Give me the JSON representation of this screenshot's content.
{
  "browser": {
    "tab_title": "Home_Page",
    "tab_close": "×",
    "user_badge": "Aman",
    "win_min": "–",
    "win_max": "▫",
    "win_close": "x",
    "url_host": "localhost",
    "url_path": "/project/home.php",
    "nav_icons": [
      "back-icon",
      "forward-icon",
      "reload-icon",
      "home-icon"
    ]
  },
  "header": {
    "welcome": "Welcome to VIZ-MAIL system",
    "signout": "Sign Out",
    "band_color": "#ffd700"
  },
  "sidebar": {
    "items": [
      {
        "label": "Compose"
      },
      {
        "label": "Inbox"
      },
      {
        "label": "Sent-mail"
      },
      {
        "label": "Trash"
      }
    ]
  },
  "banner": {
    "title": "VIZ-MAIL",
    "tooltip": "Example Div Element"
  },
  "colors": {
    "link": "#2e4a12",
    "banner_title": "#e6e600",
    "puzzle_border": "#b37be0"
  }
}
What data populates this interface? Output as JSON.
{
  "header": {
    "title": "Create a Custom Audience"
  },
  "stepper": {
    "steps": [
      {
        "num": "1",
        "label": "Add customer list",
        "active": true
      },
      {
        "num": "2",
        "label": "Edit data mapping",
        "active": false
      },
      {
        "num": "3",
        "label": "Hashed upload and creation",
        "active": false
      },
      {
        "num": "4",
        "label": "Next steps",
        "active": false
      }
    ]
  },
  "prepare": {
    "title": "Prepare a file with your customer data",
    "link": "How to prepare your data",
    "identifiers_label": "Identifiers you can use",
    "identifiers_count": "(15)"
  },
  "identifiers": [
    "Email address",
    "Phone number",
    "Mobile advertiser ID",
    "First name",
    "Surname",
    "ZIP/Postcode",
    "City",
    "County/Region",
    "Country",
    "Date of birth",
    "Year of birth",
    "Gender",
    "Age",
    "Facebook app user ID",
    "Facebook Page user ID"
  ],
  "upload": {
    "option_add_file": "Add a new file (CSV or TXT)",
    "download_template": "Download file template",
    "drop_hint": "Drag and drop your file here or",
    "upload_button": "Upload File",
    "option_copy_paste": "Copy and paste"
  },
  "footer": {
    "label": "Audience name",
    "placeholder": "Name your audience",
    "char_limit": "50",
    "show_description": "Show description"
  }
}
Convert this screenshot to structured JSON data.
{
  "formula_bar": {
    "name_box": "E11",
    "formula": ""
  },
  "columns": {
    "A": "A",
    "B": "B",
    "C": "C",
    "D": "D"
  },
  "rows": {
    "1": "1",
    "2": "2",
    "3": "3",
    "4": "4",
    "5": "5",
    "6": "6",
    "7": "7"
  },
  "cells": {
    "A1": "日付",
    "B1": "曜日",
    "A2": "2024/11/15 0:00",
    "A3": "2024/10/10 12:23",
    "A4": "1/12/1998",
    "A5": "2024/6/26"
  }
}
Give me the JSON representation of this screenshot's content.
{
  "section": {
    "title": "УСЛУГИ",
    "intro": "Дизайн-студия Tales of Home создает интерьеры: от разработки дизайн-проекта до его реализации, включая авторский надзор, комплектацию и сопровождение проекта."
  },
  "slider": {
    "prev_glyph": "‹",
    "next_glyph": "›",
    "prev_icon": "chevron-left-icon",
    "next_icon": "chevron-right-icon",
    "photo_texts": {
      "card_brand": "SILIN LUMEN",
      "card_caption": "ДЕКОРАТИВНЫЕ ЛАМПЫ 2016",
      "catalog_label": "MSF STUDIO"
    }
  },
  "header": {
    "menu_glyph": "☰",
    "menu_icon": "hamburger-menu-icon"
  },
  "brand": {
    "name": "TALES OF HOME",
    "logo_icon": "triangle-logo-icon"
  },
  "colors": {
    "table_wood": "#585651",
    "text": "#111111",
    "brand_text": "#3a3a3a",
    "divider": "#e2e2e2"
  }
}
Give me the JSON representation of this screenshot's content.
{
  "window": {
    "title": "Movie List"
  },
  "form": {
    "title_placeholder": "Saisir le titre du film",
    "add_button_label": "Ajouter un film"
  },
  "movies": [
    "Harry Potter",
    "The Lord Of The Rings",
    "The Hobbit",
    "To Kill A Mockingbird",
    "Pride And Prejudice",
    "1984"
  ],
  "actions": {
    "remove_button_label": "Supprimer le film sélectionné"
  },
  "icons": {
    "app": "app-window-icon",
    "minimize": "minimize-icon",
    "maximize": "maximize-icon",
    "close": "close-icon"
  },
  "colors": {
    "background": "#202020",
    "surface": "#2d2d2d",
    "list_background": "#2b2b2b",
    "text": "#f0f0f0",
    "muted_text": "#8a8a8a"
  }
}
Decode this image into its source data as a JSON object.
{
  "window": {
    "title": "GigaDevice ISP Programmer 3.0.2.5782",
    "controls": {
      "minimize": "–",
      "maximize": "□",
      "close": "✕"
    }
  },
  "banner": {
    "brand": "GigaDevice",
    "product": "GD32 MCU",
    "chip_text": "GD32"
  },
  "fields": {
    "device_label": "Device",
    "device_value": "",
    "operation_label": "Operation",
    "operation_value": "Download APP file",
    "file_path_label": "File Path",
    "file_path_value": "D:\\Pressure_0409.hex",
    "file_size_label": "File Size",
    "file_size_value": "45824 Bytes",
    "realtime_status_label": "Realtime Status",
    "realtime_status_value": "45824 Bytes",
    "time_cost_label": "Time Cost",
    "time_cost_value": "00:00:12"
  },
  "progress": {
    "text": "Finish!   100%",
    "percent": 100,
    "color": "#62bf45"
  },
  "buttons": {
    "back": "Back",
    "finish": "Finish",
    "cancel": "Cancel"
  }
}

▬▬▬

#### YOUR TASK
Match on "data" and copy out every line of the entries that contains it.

#### ANSWER BOX
What data populates this interface? Output as JSON.
        "label": "Edit data mapping",
    "title": "Prepare a file with your customer data",
    "link": "How to prepare your data",
Convert this screenshot to structured JSON data.
Decode this image into its source data as a JSON object.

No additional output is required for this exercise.